Segment Start: Records supplied

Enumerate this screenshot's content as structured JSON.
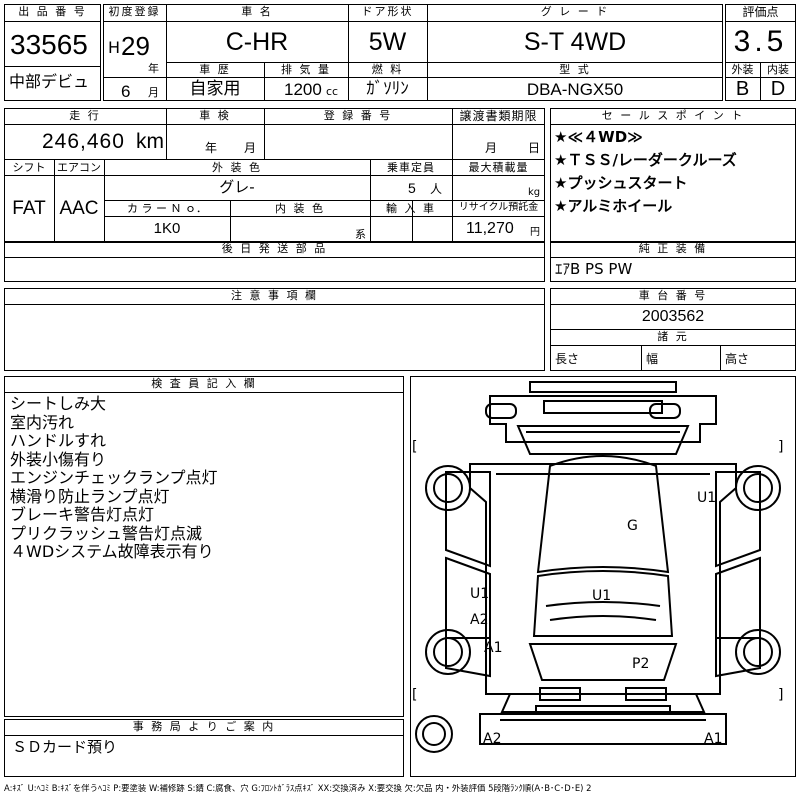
{
  "lot": {
    "header": "出 品 番 号",
    "number": "33565",
    "debut": "中部デビュ"
  },
  "first_reg": {
    "header": "初度登録",
    "era": "H",
    "year": "29",
    "year_unit": "年",
    "month": "6",
    "month_unit": "月"
  },
  "car_name": {
    "header": "車 名",
    "value": "C-HR"
  },
  "door": {
    "header": "ドア形状",
    "value": "5W"
  },
  "grade": {
    "header": "グ レ ー ド",
    "value": "S-T 4WD"
  },
  "rating": {
    "header": "評価点",
    "value": "3.5",
    "ext_header": "外装",
    "int_header": "内装",
    "ext": "B",
    "int": "D"
  },
  "history": {
    "header": "車 歴",
    "value": "自家用"
  },
  "displacement": {
    "header": "排 気 量",
    "value": "1200",
    "unit": "cc"
  },
  "fuel": {
    "header": "燃 料",
    "value": "ｶﾞｿﾘﾝ"
  },
  "model": {
    "header": "型 式",
    "value": "DBA-NGX50"
  },
  "mileage": {
    "header": "走 行",
    "value": "246,460",
    "unit": "km"
  },
  "inspection": {
    "header": "車 検",
    "year_unit": "年",
    "month_unit": "月"
  },
  "registration": {
    "header": "登 録 番 号",
    "value": ""
  },
  "transfer": {
    "header": "譲渡書類期限",
    "month_unit": "月",
    "day_unit": "日"
  },
  "shift": {
    "header": "シフト",
    "value": "FAT"
  },
  "aircon": {
    "header": "エアコン",
    "value": "AAC"
  },
  "exterior_color": {
    "header": "外 装 色",
    "value": "グレ-"
  },
  "capacity": {
    "header": "乗車定員",
    "value": "5",
    "unit": "人"
  },
  "max_load": {
    "header": "最大積載量",
    "value": "",
    "unit": "kg"
  },
  "color_no": {
    "header": "カ ラ ー Ｎ ｏ．",
    "value": "1K0"
  },
  "interior_color": {
    "header": "内 装 色",
    "value": "",
    "unit": "系"
  },
  "import": {
    "header": "輸 入 車",
    "value": ""
  },
  "recycle": {
    "header": "リサイクル預託金",
    "value": "11,270",
    "unit": "円"
  },
  "sales_points": {
    "header": "セ ー ル ス ポ イ ン ト",
    "items": [
      "★≪４WD≫",
      "★ＴＳＳ/レーダークルーズ",
      "★プッシュスタート",
      "★アルミホイール"
    ]
  },
  "later_parts": {
    "header": "後 日 発 送 部 品",
    "value": ""
  },
  "genuine": {
    "header": "純 正 装 備",
    "value": "ｴｱB PS PW"
  },
  "notes": {
    "header": "注 意 事 項 欄",
    "value": ""
  },
  "chassis": {
    "header": "車 台 番 号",
    "value": "2003562"
  },
  "dimensions": {
    "header": "諸 元",
    "length": "長さ",
    "width": "幅",
    "height": "高さ"
  },
  "inspector": {
    "header": "検 査 員 記 入 欄",
    "lines": [
      "シートしみ大",
      "室内汚れ",
      "ハンドルすれ",
      "外装小傷有り",
      "エンジンチェックランプ点灯",
      "横滑り防止ランプ点灯",
      "ブレーキ警告灯点灯",
      "プリクラッシュ警告灯点滅",
      "４WDシステム故障表示有り"
    ]
  },
  "office": {
    "header": "事 務 局 よ り ご 案 内",
    "value": "ＳＤカード預り"
  },
  "diagram": {
    "marks": {
      "U1_right_front": "U1",
      "G": "G",
      "U1_left": "U1",
      "A2_left": "A2",
      "U1_roof": "U1",
      "A1_left": "A1",
      "P2": "P2",
      "A2_rear": "A2",
      "A1_rear": "A1"
    },
    "bracket_l": "[",
    "bracket_r": "]"
  },
  "legend": "A:ｷｽﾞ U:ﾍｺﾐ B:ｷｽﾞを伴うﾍｺﾐ P:要塗装 W:補修跡 S:錆 C:腐食、穴 G:ﾌﾛﾝﾄｶﾞﾗｽ点ｷｽﾞ XX:交換済み X:要交換 欠:欠品 内・外装評価 5段階ﾗﾝｸ順(A･B･C･D･E) 2"
}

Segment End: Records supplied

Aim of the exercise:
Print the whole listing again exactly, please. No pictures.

Solution to this problem:
Enumerate this screenshot's content as structured JSON.
{
  "lot": {
    "header": "出 品 番 号",
    "number": "33565",
    "debut": "中部デビュ"
  },
  "first_reg": {
    "header": "初度登録",
    "era": "H",
    "year": "29",
    "year_unit": "年",
    "month": "6",
    "month_unit": "月"
  },
  "car_name": {
    "header": "車 名",
    "value": "C-HR"
  },
  "door": {
    "header": "ドア形状",
    "value": "5W"
  },
  "grade": {
    "header": "グ レ ー ド",
    "value": "S-T 4WD"
  },
  "rating": {
    "header": "評価点",
    "value": "3.5",
    "ext_header": "外装",
    "int_header": "内装",
    "ext": "B",
    "int": "D"
  },
  "history": {
    "header": "車 歴",
    "value": "自家用"
  },
  "displacement": {
    "header": "排 気 量",
    "value": "1200",
    "unit": "cc"
  },
  "fuel": {
    "header": "燃 料",
    "value": "ｶﾞｿﾘﾝ"
  },
  "model": {
    "header": "型 式",
    "value": "DBA-NGX50"
  },
  "mileage": {
    "header": "走 行",
    "value": "246,460",
    "unit": "km"
  },
  "inspection": {
    "header": "車 検",
    "year_unit": "年",
    "month_unit": "月"
  },
  "registration": {
    "header": "登 録 番 号",
    "value": ""
  },
  "transfer": {
    "header": "譲渡書類期限",
    "month_unit": "月",
    "day_unit": "日"
  },
  "shift": {
    "header": "シフト",
    "value": "FAT"
  },
  "aircon": {
    "header": "エアコン",
    "value": "AAC"
  },
  "exterior_color": {
    "header": "外 装 色",
    "value": "グレ-"
  },
  "capacity": {
    "header": "乗車定員",
    "value": "5",
    "unit": "人"
  },
  "max_load": {
    "header": "最大積載量",
    "value": "",
    "unit": "kg"
  },
  "color_no": {
    "header": "カ ラ ー Ｎ ｏ．",
    "value": "1K0"
  },
  "interior_color": {
    "header": "内 装 色",
    "value": "",
    "unit": "系"
  },
  "import": {
    "header": "輸 入 車",
    "value": ""
  },
  "recycle": {
    "header": "リサイクル預託金",
    "value": "11,270",
    "unit": "円"
  },
  "sales_points": {
    "header": "セ ー ル ス ポ イ ン ト",
    "items": [
      "★≪４WD≫",
      "★ＴＳＳ/レーダークルーズ",
      "★プッシュスタート",
      "★アルミホイール"
    ]
  },
  "later_parts": {
    "header": "後 日 発 送 部 品",
    "value": ""
  },
  "genuine": {
    "header": "純 正 装 備",
    "value": "ｴｱB PS PW"
  },
  "notes": {
    "header": "注 意 事 項 欄",
    "value": ""
  },
  "chassis": {
    "header": "車 台 番 号",
    "value": "2003562"
  },
  "dimensions": {
    "header": "諸 元",
    "length": "長さ",
    "width": "幅",
    "height": "高さ"
  },
  "inspector": {
    "header": "検 査 員 記 入 欄",
    "lines": [
      "シートしみ大",
      "室内汚れ",
      "ハンドルすれ",
      "外装小傷有り",
      "エンジンチェックランプ点灯",
      "横滑り防止ランプ点灯",
      "ブレーキ警告灯点灯",
      "プリクラッシュ警告灯点滅",
      "４WDシステム故障表示有り"
    ]
  },
  "office": {
    "header": "事 務 局 よ り ご 案 内",
    "value": "ＳＤカード預り"
  },
  "diagram": {
    "marks": {
      "U1_right_front": "U1",
      "G": "G",
      "U1_left": "U1",
      "A2_left": "A2",
      "U1_roof": "U1",
      "A1_left": "A1",
      "P2": "P2",
      "A2_rear": "A2",
      "A1_rear": "A1"
    },
    "bracket_l": "[",
    "bracket_r": "]"
  },
  "legend": "A:ｷｽﾞ U:ﾍｺﾐ B:ｷｽﾞを伴うﾍｺﾐ P:要塗装 W:補修跡 S:錆 C:腐食、穴 G:ﾌﾛﾝﾄｶﾞﾗｽ点ｷｽﾞ XX:交換済み X:要交換 欠:欠品 内・外装評価 5段階ﾗﾝｸ順(A･B･C･D･E) 2"
}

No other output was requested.